But about your Social Security benefits? Should the market's recent downturn influence your filing decision?

Market volatility and Social Security

You may be inclined to rush to claim Social Security as you see your retirement savings balance fall. Such is the plan for 25% of older Americans, who say they'll consider claiming benefits early if the stock market keeps declining, according to SimplyWise, a retirement income technology provider. On the other hand, 44% say they'll specifically delay their benefits and continue to work if the stock market drops at least another 10%.

Close-up of older man with concerned expression

Image source: Getty Images.

Clearly, older workers are split on what to do about Social Security.
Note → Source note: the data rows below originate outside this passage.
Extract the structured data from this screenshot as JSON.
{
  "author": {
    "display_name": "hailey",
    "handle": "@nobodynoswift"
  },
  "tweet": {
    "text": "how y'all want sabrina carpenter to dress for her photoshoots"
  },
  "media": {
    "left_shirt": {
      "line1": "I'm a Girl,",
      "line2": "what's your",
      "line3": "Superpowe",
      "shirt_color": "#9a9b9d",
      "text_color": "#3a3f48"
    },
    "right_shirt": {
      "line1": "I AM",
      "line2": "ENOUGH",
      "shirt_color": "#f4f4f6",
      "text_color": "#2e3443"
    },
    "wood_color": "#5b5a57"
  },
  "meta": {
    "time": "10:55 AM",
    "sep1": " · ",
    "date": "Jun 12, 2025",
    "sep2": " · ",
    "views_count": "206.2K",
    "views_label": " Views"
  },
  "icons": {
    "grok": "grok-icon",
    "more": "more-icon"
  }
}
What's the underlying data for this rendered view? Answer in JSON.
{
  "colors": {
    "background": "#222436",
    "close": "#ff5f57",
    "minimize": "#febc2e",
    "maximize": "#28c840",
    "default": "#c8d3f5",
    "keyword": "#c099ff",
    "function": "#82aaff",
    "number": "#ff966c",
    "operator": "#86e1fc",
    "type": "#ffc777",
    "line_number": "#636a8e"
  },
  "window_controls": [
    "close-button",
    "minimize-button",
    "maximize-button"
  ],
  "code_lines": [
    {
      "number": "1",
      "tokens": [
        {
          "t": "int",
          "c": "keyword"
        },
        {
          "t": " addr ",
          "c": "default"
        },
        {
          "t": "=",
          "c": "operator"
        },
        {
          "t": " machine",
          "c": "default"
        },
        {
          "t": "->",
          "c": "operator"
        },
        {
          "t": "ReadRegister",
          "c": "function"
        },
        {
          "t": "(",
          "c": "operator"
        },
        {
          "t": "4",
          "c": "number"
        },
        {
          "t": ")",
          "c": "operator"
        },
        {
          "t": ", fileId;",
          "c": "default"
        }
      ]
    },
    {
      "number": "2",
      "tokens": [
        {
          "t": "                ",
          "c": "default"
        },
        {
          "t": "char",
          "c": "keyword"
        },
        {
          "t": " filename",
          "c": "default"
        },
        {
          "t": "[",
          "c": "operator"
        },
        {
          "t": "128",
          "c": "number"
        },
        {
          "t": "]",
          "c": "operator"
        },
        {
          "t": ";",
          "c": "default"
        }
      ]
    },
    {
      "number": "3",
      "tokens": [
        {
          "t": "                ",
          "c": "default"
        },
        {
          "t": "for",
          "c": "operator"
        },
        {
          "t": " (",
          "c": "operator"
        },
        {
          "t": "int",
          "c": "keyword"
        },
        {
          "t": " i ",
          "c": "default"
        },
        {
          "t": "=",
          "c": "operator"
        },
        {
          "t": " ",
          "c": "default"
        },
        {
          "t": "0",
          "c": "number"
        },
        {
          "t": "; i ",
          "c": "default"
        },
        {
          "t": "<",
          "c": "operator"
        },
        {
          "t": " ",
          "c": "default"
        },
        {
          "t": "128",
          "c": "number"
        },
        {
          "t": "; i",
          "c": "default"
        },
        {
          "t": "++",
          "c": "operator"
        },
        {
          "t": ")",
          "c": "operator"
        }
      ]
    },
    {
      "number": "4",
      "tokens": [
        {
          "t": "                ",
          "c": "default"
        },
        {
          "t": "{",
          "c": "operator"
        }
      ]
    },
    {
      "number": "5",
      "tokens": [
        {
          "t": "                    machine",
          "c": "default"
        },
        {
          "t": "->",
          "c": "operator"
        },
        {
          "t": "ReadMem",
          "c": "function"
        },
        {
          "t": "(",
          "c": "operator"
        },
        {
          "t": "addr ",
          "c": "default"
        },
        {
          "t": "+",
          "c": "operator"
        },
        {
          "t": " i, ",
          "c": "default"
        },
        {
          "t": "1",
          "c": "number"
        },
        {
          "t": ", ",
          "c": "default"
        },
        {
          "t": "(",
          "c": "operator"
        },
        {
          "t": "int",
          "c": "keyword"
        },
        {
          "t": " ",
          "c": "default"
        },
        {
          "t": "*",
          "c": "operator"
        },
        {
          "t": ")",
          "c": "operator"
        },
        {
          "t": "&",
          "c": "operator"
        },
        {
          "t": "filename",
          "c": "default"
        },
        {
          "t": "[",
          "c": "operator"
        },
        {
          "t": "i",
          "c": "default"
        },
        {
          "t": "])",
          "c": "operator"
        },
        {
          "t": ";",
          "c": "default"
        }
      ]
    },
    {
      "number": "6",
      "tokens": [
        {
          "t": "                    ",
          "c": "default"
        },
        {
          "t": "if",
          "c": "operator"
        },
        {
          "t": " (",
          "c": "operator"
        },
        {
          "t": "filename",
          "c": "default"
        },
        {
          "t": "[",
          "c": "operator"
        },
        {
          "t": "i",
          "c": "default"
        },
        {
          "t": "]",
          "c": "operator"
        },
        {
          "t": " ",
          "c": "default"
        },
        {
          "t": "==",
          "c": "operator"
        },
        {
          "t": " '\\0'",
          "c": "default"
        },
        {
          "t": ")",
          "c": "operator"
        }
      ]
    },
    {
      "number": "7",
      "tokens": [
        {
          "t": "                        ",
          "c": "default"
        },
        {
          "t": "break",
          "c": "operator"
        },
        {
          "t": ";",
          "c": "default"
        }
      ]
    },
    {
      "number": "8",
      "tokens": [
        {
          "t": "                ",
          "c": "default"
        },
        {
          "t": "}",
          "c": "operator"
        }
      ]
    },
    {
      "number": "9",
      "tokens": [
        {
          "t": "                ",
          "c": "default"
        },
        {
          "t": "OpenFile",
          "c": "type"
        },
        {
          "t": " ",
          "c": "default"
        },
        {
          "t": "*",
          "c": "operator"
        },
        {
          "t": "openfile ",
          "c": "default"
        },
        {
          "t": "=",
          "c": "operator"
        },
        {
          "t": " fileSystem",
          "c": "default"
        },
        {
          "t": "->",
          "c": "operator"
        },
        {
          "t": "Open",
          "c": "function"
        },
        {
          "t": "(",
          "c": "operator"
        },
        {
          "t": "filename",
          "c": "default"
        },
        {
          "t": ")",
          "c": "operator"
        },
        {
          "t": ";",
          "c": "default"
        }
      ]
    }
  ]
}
So what's the right answer? Well, it depends. If you're still working and have the option to hold off on claiming benefits, you'll grow them by 8% for each year you delay your filing past full retirement age, which is either 66, 67, or someone in between, depending on your year of birth. Delaying benefits, or, at the very least, waiting until full retirement age to claim them, will make Social Security a more robust income stream for you, which will come in handy during a period of stock market declines. After all, the more money you collect in Social Security, the less compelled you'll be to cash out investments in your IRA or 401(k) at a loss to cover your bills.

On the other hand, if you've recently retired but haven't yet claimed Social Security, now might actually be a good time to do so, even if that means taking benefits a bit early. Though your benefits will get reduced for each month you claim them before reaching full retirement age, and they'll take a large hit if you file at the earliest possible age of 62, if you no longer have a paycheck coming in from work and were planning to rely on your retirement savings to cover your bills for a while, now's not really a great time to liquidate investments for usable cash. As such, taking benefits could be a reasonable solution despite the lifelong hit that will ensue.

Of course, there's another option, too. You could always claim Social Security early, wait out this bout of volatility, and then undo your filing within a year. Specifically, you'd withdraw your benefits application and also pay back any benefits you received during that time. From there, you'll get the option to file for benefits again at a later point, thereby securing a higher monthly payment for life.

This strategy could be particularly useful given the state of the stock market recently. Slumps like the one we're currently facing are often short-lived, so rather than take a major hit on your investments by liquidating them now, it could pay to claim Social Security, leave your portfolio intact, and wait for your investments' value to come back up. At that point, you can undo your filing, withdraw some money from savings to repay the Social Security Administration, and then grow your benefits by claiming them later in life.

Ultimately, this latest bout of stock market volatility may be harder on retirees and near-retirees than anyone else. The more strategic you are with your Social Security benefits, the easier it'll be to ride out the current storm and come out unharmed.